# ENTRIES SHOWN:
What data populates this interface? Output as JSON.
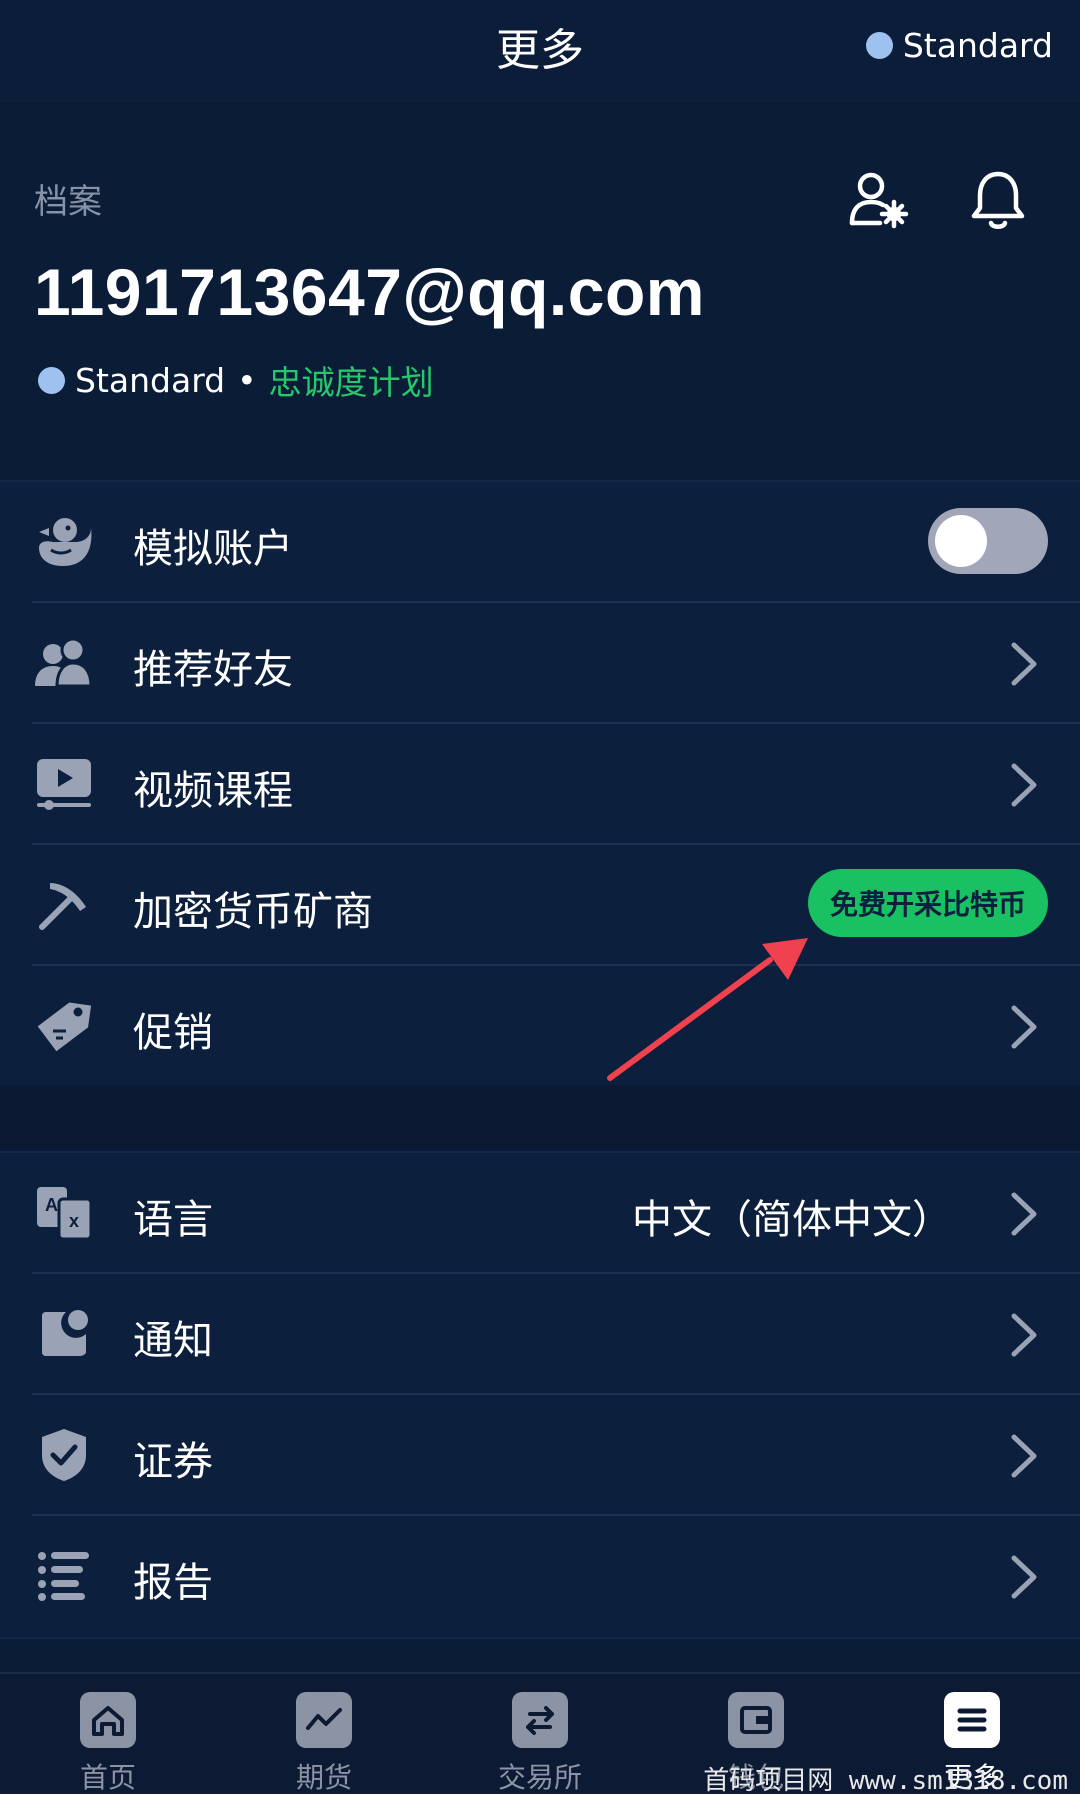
{
  "header": {
    "title": "更多",
    "account_type": "Standard"
  },
  "profile": {
    "label": "档案",
    "email": "1191713647@qq.com",
    "tier": "Standard",
    "separator": "•",
    "loyalty": "忠诚度计划"
  },
  "section1": {
    "items": [
      {
        "label": "模拟账户",
        "control": "toggle",
        "toggle_on": false
      },
      {
        "label": "推荐好友"
      },
      {
        "label": "视频课程"
      },
      {
        "label": "加密货币矿商",
        "badge": "免费开采比特币"
      },
      {
        "label": "促销"
      }
    ]
  },
  "section2": {
    "items": [
      {
        "label": "语言",
        "value": "中文（简体中文）"
      },
      {
        "label": "通知"
      },
      {
        "label": "证券"
      },
      {
        "label": "报告"
      }
    ]
  },
  "nav": {
    "items": [
      {
        "label": "首页"
      },
      {
        "label": "期货"
      },
      {
        "label": "交易所"
      },
      {
        "label": "钱包"
      },
      {
        "label": "更多",
        "active": true
      }
    ]
  },
  "watermark": "首码项目网 www.sm1318.com",
  "colors": {
    "background": "#0b1c37",
    "accent_green": "#19c163",
    "tier_dot": "#9ec1ef",
    "arrow": "#f0414f"
  }
}
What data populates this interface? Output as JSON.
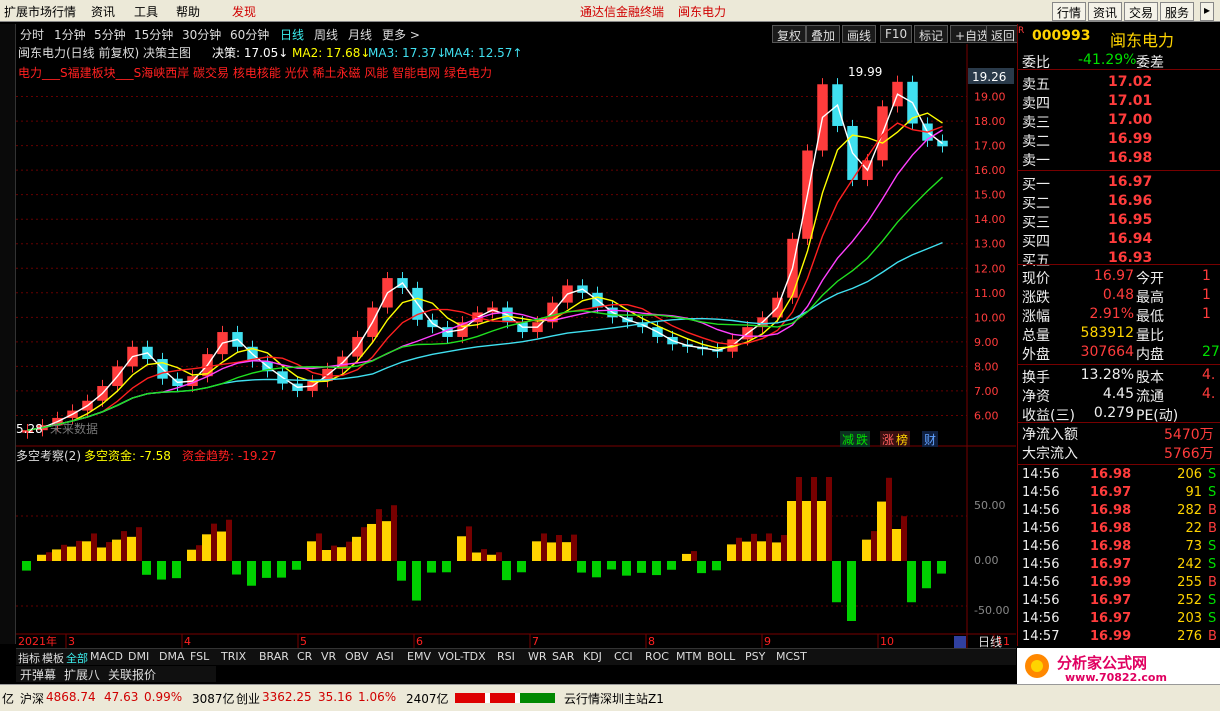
{
  "menu": {
    "items": [
      "扩展市场行情",
      "资讯",
      "工具",
      "帮助"
    ],
    "discover": "发现",
    "promo": "通达信金融终端",
    "promo_stock": "闽东电力",
    "sys_buttons": [
      "行情",
      "资讯",
      "交易",
      "服务"
    ]
  },
  "periods": [
    "分时",
    "1分钟",
    "5分钟",
    "15分钟",
    "30分钟",
    "60分钟",
    "日线",
    "周线",
    "月线",
    "更多 >"
  ],
  "active_period": "日线",
  "toolbar": [
    "复权",
    "叠加",
    "画线",
    "F10",
    "标记",
    "+自选",
    "返回"
  ],
  "chart_header": {
    "title": "闽东电力(日线 前复权) 决策主图",
    "decision": "决策: 17.05↓",
    "ma2": "MA2: 17.68↓",
    "ma3": "MA3: 17.37↓",
    "ma4": "MA4: 12.57↑",
    "concepts": "电力___S福建板块___S海峡西岸 碳交易 核电核能 光伏 稀土永磁 风能 智能电网 绿色电力",
    "high_label": "19.99",
    "low_label": "5.28",
    "future": "未来数据",
    "price_tag": "19.26",
    "badges": [
      "减",
      "跌",
      "涨",
      "榜",
      "财"
    ]
  },
  "price_axis": [
    "19.00",
    "18.00",
    "17.00",
    "16.00",
    "15.00",
    "14.00",
    "13.00",
    "12.00",
    "11.00",
    "10.00",
    "9.00",
    "8.00",
    "7.00",
    "6.00"
  ],
  "indicator": {
    "name": "多空考察(2)",
    "l1": "多空资金: -7.58",
    "l2": "资金趋势: -19.27",
    "axis": [
      "50.00",
      "0.00",
      "-50.00"
    ]
  },
  "time_axis": {
    "year": "2021年",
    "months": [
      "3",
      "4",
      "5",
      "6",
      "7",
      "8",
      "9",
      "10",
      "11"
    ],
    "period": "日线"
  },
  "indicator_tabs": [
    "指标",
    "模板",
    "全部",
    "MACD",
    "DMI",
    "DMA",
    "FSL",
    "TRIX",
    "BRAR",
    "CR",
    "VR",
    "OBV",
    "ASI",
    "EMV",
    "VOL-TDX",
    "RSI",
    "WR",
    "SAR",
    "KDJ",
    "CCI",
    "ROC",
    "MTM",
    "BOLL",
    "PSY",
    "MCST"
  ],
  "sub_tabs": [
    "开弹幕",
    "扩展八",
    "关联报价"
  ],
  "quote": {
    "code": "000993",
    "name": "闽东电力",
    "r": "R",
    "weibi_label": "委比",
    "weibi": "-41.29%",
    "weicha_label": "委差",
    "asks": [
      [
        "卖五",
        "17.02"
      ],
      [
        "卖四",
        "17.01"
      ],
      [
        "卖三",
        "17.00"
      ],
      [
        "卖二",
        "16.99"
      ],
      [
        "卖一",
        "16.98"
      ]
    ],
    "bids": [
      [
        "买一",
        "16.97"
      ],
      [
        "买二",
        "16.96"
      ],
      [
        "买三",
        "16.95"
      ],
      [
        "买四",
        "16.94"
      ],
      [
        "买五",
        "16.93"
      ]
    ],
    "stats": [
      [
        "现价",
        "16.97",
        "今开",
        "1"
      ],
      [
        "涨跌",
        "0.48",
        "最高",
        "1"
      ],
      [
        "涨幅",
        "2.91%",
        "最低",
        "1"
      ],
      [
        "总量",
        "583912",
        "量比",
        ""
      ],
      [
        "外盘",
        "307664",
        "内盘",
        "27"
      ],
      [
        "换手",
        "13.28%",
        "股本",
        "4."
      ],
      [
        "净资",
        "4.45",
        "流通",
        "4."
      ],
      [
        "收益(三)",
        "0.279",
        "PE(动)",
        ""
      ]
    ],
    "flow": [
      [
        "净流入额",
        "5470万"
      ],
      [
        "大宗流入",
        "5766万"
      ]
    ],
    "ticks": [
      [
        "14:56",
        "16.98",
        "206",
        "S"
      ],
      [
        "14:56",
        "16.97",
        "91",
        "S"
      ],
      [
        "14:56",
        "16.98",
        "282",
        "B"
      ],
      [
        "14:56",
        "16.98",
        "22",
        "B"
      ],
      [
        "14:56",
        "16.98",
        "73",
        "S"
      ],
      [
        "14:56",
        "16.97",
        "242",
        "S"
      ],
      [
        "14:56",
        "16.99",
        "255",
        "B"
      ],
      [
        "14:56",
        "16.97",
        "252",
        "S"
      ],
      [
        "14:56",
        "16.97",
        "203",
        "S"
      ],
      [
        "14:57",
        "16.99",
        "276",
        "B"
      ]
    ]
  },
  "logo": {
    "text": "分析家公式网",
    "url": "www.70822.com"
  },
  "status": {
    "a": "亿",
    "sh_label": "沪深",
    "sh": "4868.74",
    "sh_chg": "47.63",
    "sh_pct": "0.99%",
    "sh_vol": "3087亿",
    "cy_label": "创业",
    "cy": "3362.25",
    "cy_chg": "35.16",
    "cy_pct": "1.06%",
    "cy_vol": "2407亿",
    "server": "云行情深圳主站Z1"
  },
  "colors": {
    "up": "#ff3c3c",
    "down": "#00e000",
    "bg": "#000000",
    "ma_white": "#ffffff",
    "ma_yellow": "#ffff00",
    "ma_red": "#ff2020",
    "ma_magenta": "#ff40ff",
    "ma_cyan": "#40e0f0",
    "ma_green": "#20e020"
  },
  "chart_data": {
    "type": "candlestick",
    "price_range": [
      5.0,
      20.0
    ],
    "approx_closes": [
      5.4,
      5.6,
      5.9,
      6.2,
      6.6,
      7.2,
      8.0,
      8.8,
      8.3,
      7.5,
      7.2,
      7.6,
      8.5,
      9.4,
      8.8,
      8.2,
      7.8,
      7.3,
      7.0,
      7.4,
      7.9,
      8.4,
      9.2,
      10.4,
      11.6,
      11.2,
      9.9,
      9.6,
      9.2,
      9.8,
      10.2,
      10.4,
      9.8,
      9.4,
      9.8,
      10.6,
      11.3,
      11.0,
      10.4,
      10.0,
      9.8,
      9.6,
      9.2,
      8.9,
      8.8,
      8.7,
      8.6,
      9.1,
      9.6,
      10.0,
      10.8,
      13.2,
      16.8,
      19.5,
      17.8,
      15.6,
      16.4,
      18.6,
      19.6,
      17.9,
      17.2,
      16.97
    ]
  }
}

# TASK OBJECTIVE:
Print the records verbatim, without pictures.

# REPLY TO THE EXERCISE:
What data populates this interface? Output as JSON.
{
  "header": {
    "title": "更多",
    "account_type": "Standard"
  },
  "profile": {
    "label": "档案",
    "email": "1191713647@qq.com",
    "tier": "Standard",
    "separator": "•",
    "loyalty": "忠诚度计划"
  },
  "section1": {
    "items": [
      {
        "label": "模拟账户",
        "control": "toggle",
        "toggle_on": false
      },
      {
        "label": "推荐好友"
      },
      {
        "label": "视频课程"
      },
      {
        "label": "加密货币矿商",
        "badge": "免费开采比特币"
      },
      {
        "label": "促销"
      }
    ]
  },
  "section2": {
    "items": [
      {
        "label": "语言",
        "value": "中文（简体中文）"
      },
      {
        "label": "通知"
      },
      {
        "label": "证券"
      },
      {
        "label": "报告"
      }
    ]
  },
  "nav": {
    "items": [
      {
        "label": "首页"
      },
      {
        "label": "期货"
      },
      {
        "label": "交易所"
      },
      {
        "label": "钱包"
      },
      {
        "label": "更多",
        "active": true
      }
    ]
  },
  "watermark": "首码项目网 www.sm1318.com",
  "colors": {
    "background": "#0b1c37",
    "accent_green": "#19c163",
    "tier_dot": "#9ec1ef",
    "arrow": "#f0414f"
  }
}
What data populates this interface? Output as JSON.
{
  "menu": {
    "items": [
      "扩展市场行情",
      "资讯",
      "工具",
      "帮助"
    ],
    "discover": "发现",
    "promo": "通达信金融终端",
    "promo_stock": "闽东电力",
    "sys_buttons": [
      "行情",
      "资讯",
      "交易",
      "服务"
    ]
  },
  "periods": [
    "分时",
    "1分钟",
    "5分钟",
    "15分钟",
    "30分钟",
    "60分钟",
    "日线",
    "周线",
    "月线",
    "更多 >"
  ],
  "active_period": "日线",
  "toolbar": [
    "复权",
    "叠加",
    "画线",
    "F10",
    "标记",
    "+自选",
    "返回"
  ],
  "chart_header": {
    "title": "闽东电力(日线 前复权) 决策主图",
    "decision": "决策: 17.05↓",
    "ma2": "MA2: 17.68↓",
    "ma3": "MA3: 17.37↓",
    "ma4": "MA4: 12.57↑",
    "concepts": "电力___S福建板块___S海峡西岸 碳交易 核电核能 光伏 稀土永磁 风能 智能电网 绿色电力",
    "high_label": "19.99",
    "low_label": "5.28",
    "future": "未来数据",
    "price_tag": "19.26",
    "badges": [
      "减",
      "跌",
      "涨",
      "榜",
      "财"
    ]
  },
  "price_axis": [
    "19.00",
    "18.00",
    "17.00",
    "16.00",
    "15.00",
    "14.00",
    "13.00",
    "12.00",
    "11.00",
    "10.00",
    "9.00",
    "8.00",
    "7.00",
    "6.00"
  ],
  "indicator": {
    "name": "多空考察(2)",
    "l1": "多空资金: -7.58",
    "l2": "资金趋势: -19.27",
    "axis": [
      "50.00",
      "0.00",
      "-50.00"
    ]
  },
  "time_axis": {
    "year": "2021年",
    "months": [
      "3",
      "4",
      "5",
      "6",
      "7",
      "8",
      "9",
      "10",
      "11"
    ],
    "period": "日线"
  },
  "indicator_tabs": [
    "指标",
    "模板",
    "全部",
    "MACD",
    "DMI",
    "DMA",
    "FSL",
    "TRIX",
    "BRAR",
    "CR",
    "VR",
    "OBV",
    "ASI",
    "EMV",
    "VOL-TDX",
    "RSI",
    "WR",
    "SAR",
    "KDJ",
    "CCI",
    "ROC",
    "MTM",
    "BOLL",
    "PSY",
    "MCST"
  ],
  "sub_tabs": [
    "开弹幕",
    "扩展八",
    "关联报价"
  ],
  "quote": {
    "code": "000993",
    "name": "闽东电力",
    "r": "R",
    "weibi_label": "委比",
    "weibi": "-41.29%",
    "weicha_label": "委差",
    "asks": [
      [
        "卖五",
        "17.02"
      ],
      [
        "卖四",
        "17.01"
      ],
      [
        "卖三",
        "17.00"
      ],
      [
        "卖二",
        "16.99"
      ],
      [
        "卖一",
        "16.98"
      ]
    ],
    "bids": [
      [
        "买一",
        "16.97"
      ],
      [
        "买二",
        "16.96"
      ],
      [
        "买三",
        "16.95"
      ],
      [
        "买四",
        "16.94"
      ],
      [
        "买五",
        "16.93"
      ]
    ],
    "stats": [
      [
        "现价",
        "16.97",
        "今开",
        "1"
      ],
      [
        "涨跌",
        "0.48",
        "最高",
        "1"
      ],
      [
        "涨幅",
        "2.91%",
        "最低",
        "1"
      ],
      [
        "总量",
        "583912",
        "量比",
        ""
      ],
      [
        "外盘",
        "307664",
        "内盘",
        "27"
      ],
      [
        "换手",
        "13.28%",
        "股本",
        "4."
      ],
      [
        "净资",
        "4.45",
        "流通",
        "4."
      ],
      [
        "收益(三)",
        "0.279",
        "PE(动)",
        ""
      ]
    ],
    "flow": [
      [
        "净流入额",
        "5470万"
      ],
      [
        "大宗流入",
        "5766万"
      ]
    ],
    "ticks": [
      [
        "14:56",
        "16.98",
        "206",
        "S"
      ],
      [
        "14:56",
        "16.97",
        "91",
        "S"
      ],
      [
        "14:56",
        "16.98",
        "282",
        "B"
      ],
      [
        "14:56",
        "16.98",
        "22",
        "B"
      ],
      [
        "14:56",
        "16.98",
        "73",
        "S"
      ],
      [
        "14:56",
        "16.97",
        "242",
        "S"
      ],
      [
        "14:56",
        "16.99",
        "255",
        "B"
      ],
      [
        "14:56",
        "16.97",
        "252",
        "S"
      ],
      [
        "14:56",
        "16.97",
        "203",
        "S"
      ],
      [
        "14:57",
        "16.99",
        "276",
        "B"
      ]
    ]
  },
  "logo": {
    "text": "分析家公式网",
    "url": "www.70822.com"
  },
  "status": {
    "a": "亿",
    "sh_label": "沪深",
    "sh": "4868.74",
    "sh_chg": "47.63",
    "sh_pct": "0.99%",
    "sh_vol": "3087亿",
    "cy_label": "创业",
    "cy": "3362.25",
    "cy_chg": "35.16",
    "cy_pct": "1.06%",
    "cy_vol": "2407亿",
    "server": "云行情深圳主站Z1"
  },
  "colors": {
    "up": "#ff3c3c",
    "down": "#00e000",
    "bg": "#000000",
    "ma_white": "#ffffff",
    "ma_yellow": "#ffff00",
    "ma_red": "#ff2020",
    "ma_magenta": "#ff40ff",
    "ma_cyan": "#40e0f0",
    "ma_green": "#20e020"
  },
  "chart_data": {
    "type": "candlestick",
    "price_range": [
      5.0,
      20.0
    ],
    "approx_closes": [
      5.4,
      5.6,
      5.9,
      6.2,
      6.6,
      7.2,
      8.0,
      8.8,
      8.3,
      7.5,
      7.2,
      7.6,
      8.5,
      9.4,
      8.8,
      8.2,
      7.8,
      7.3,
      7.0,
      7.4,
      7.9,
      8.4,
      9.2,
      10.4,
      11.6,
      11.2,
      9.9,
      9.6,
      9.2,
      9.8,
      10.2,
      10.4,
      9.8,
      9.4,
      9.8,
      10.6,
      11.3,
      11.0,
      10.4,
      10.0,
      9.8,
      9.6,
      9.2,
      8.9,
      8.8,
      8.7,
      8.6,
      9.1,
      9.6,
      10.0,
      10.8,
      13.2,
      16.8,
      19.5,
      17.8,
      15.6,
      16.4,
      18.6,
      19.6,
      17.9,
      17.2,
      16.97
    ]
  }
}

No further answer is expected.